▶ To do
Return each entry word for word. Leave the images out.

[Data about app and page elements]
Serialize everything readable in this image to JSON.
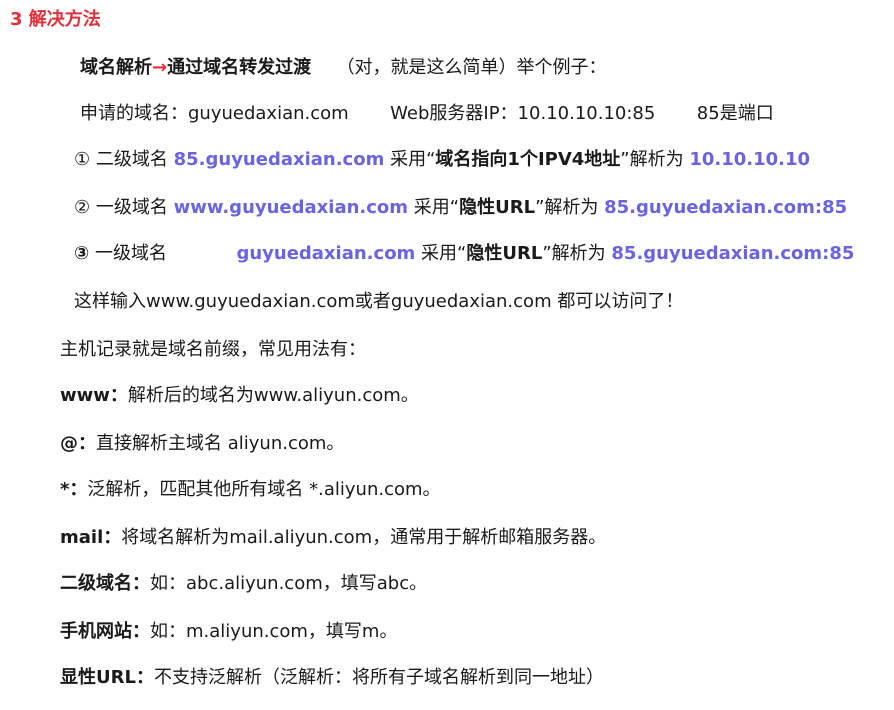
{
  "heading": "3 解决方法",
  "intro": {
    "part1": "域名解析",
    "arrow": "→",
    "part2": "通过域名转发过渡",
    "note": "（对，就是这么简单）举个例子："
  },
  "example": {
    "domain_label": "申请的域名：guyuedaxian.com",
    "server_label": "Web服务器IP：10.10.10.10:85",
    "port_note": "85是端口"
  },
  "rules": [
    {
      "marker": "①",
      "prefix": "二级域名",
      "domain": "85.guyuedaxian.com",
      "use1": "采用“",
      "method": "域名指向1个IPV4地址",
      "use2": "”解析为",
      "target": "10.10.10.10"
    },
    {
      "marker": "②",
      "prefix": "一级域名",
      "domain": "www.guyuedaxian.com",
      "use1": "采用“",
      "method": "隐性URL",
      "use2": "”解析为",
      "target": "85.guyuedaxian.com:85"
    },
    {
      "marker": "③",
      "prefix": "一级域名",
      "domain": "guyuedaxian.com",
      "use1": "采用“",
      "method": "隐性URL",
      "use2": "”解析为",
      "target": "85.guyuedaxian.com:85"
    }
  ],
  "summary": "这样输入www.guyuedaxian.com或者guyuedaxian.com 都可以访问了！",
  "host_record_intro": "主机记录就是域名前缀，常见用法有：",
  "usages": [
    {
      "key": "www：",
      "text": "解析后的域名为www.aliyun.com。"
    },
    {
      "key": "@：",
      "text": "直接解析主域名 aliyun.com。"
    },
    {
      "key": "*：",
      "text": "泛解析，匹配其他所有域名 *.aliyun.com。"
    },
    {
      "key": "mail：",
      "text": "将域名解析为mail.aliyun.com，通常用于解析邮箱服务器。"
    },
    {
      "key": "二级域名：",
      "text": "如：abc.aliyun.com，填写abc。"
    },
    {
      "key": "手机网站：",
      "text": "如：m.aliyun.com，填写m。"
    },
    {
      "key": "显性URL：",
      "text": "不支持泛解析（泛解析：将所有子域名解析到同一地址）"
    }
  ]
}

▶ Solution to this problem
Serialize everything readable in this image to JSON.
{
  "heading": "3 解决方法",
  "intro": {
    "part1": "域名解析",
    "arrow": "→",
    "part2": "通过域名转发过渡",
    "note": "（对，就是这么简单）举个例子："
  },
  "example": {
    "domain_label": "申请的域名：guyuedaxian.com",
    "server_label": "Web服务器IP：10.10.10.10:85",
    "port_note": "85是端口"
  },
  "rules": [
    {
      "marker": "①",
      "prefix": "二级域名",
      "domain": "85.guyuedaxian.com",
      "use1": "采用“",
      "method": "域名指向1个IPV4地址",
      "use2": "”解析为",
      "target": "10.10.10.10"
    },
    {
      "marker": "②",
      "prefix": "一级域名",
      "domain": "www.guyuedaxian.com",
      "use1": "采用“",
      "method": "隐性URL",
      "use2": "”解析为",
      "target": "85.guyuedaxian.com:85"
    },
    {
      "marker": "③",
      "prefix": "一级域名",
      "domain": "guyuedaxian.com",
      "use1": "采用“",
      "method": "隐性URL",
      "use2": "”解析为",
      "target": "85.guyuedaxian.com:85"
    }
  ],
  "summary": "这样输入www.guyuedaxian.com或者guyuedaxian.com 都可以访问了！",
  "host_record_intro": "主机记录就是域名前缀，常见用法有：",
  "usages": [
    {
      "key": "www：",
      "text": "解析后的域名为www.aliyun.com。"
    },
    {
      "key": "@：",
      "text": "直接解析主域名 aliyun.com。"
    },
    {
      "key": "*：",
      "text": "泛解析，匹配其他所有域名 *.aliyun.com。"
    },
    {
      "key": "mail：",
      "text": "将域名解析为mail.aliyun.com，通常用于解析邮箱服务器。"
    },
    {
      "key": "二级域名：",
      "text": "如：abc.aliyun.com，填写abc。"
    },
    {
      "key": "手机网站：",
      "text": "如：m.aliyun.com，填写m。"
    },
    {
      "key": "显性URL：",
      "text": "不支持泛解析（泛解析：将所有子域名解析到同一地址）"
    }
  ]
}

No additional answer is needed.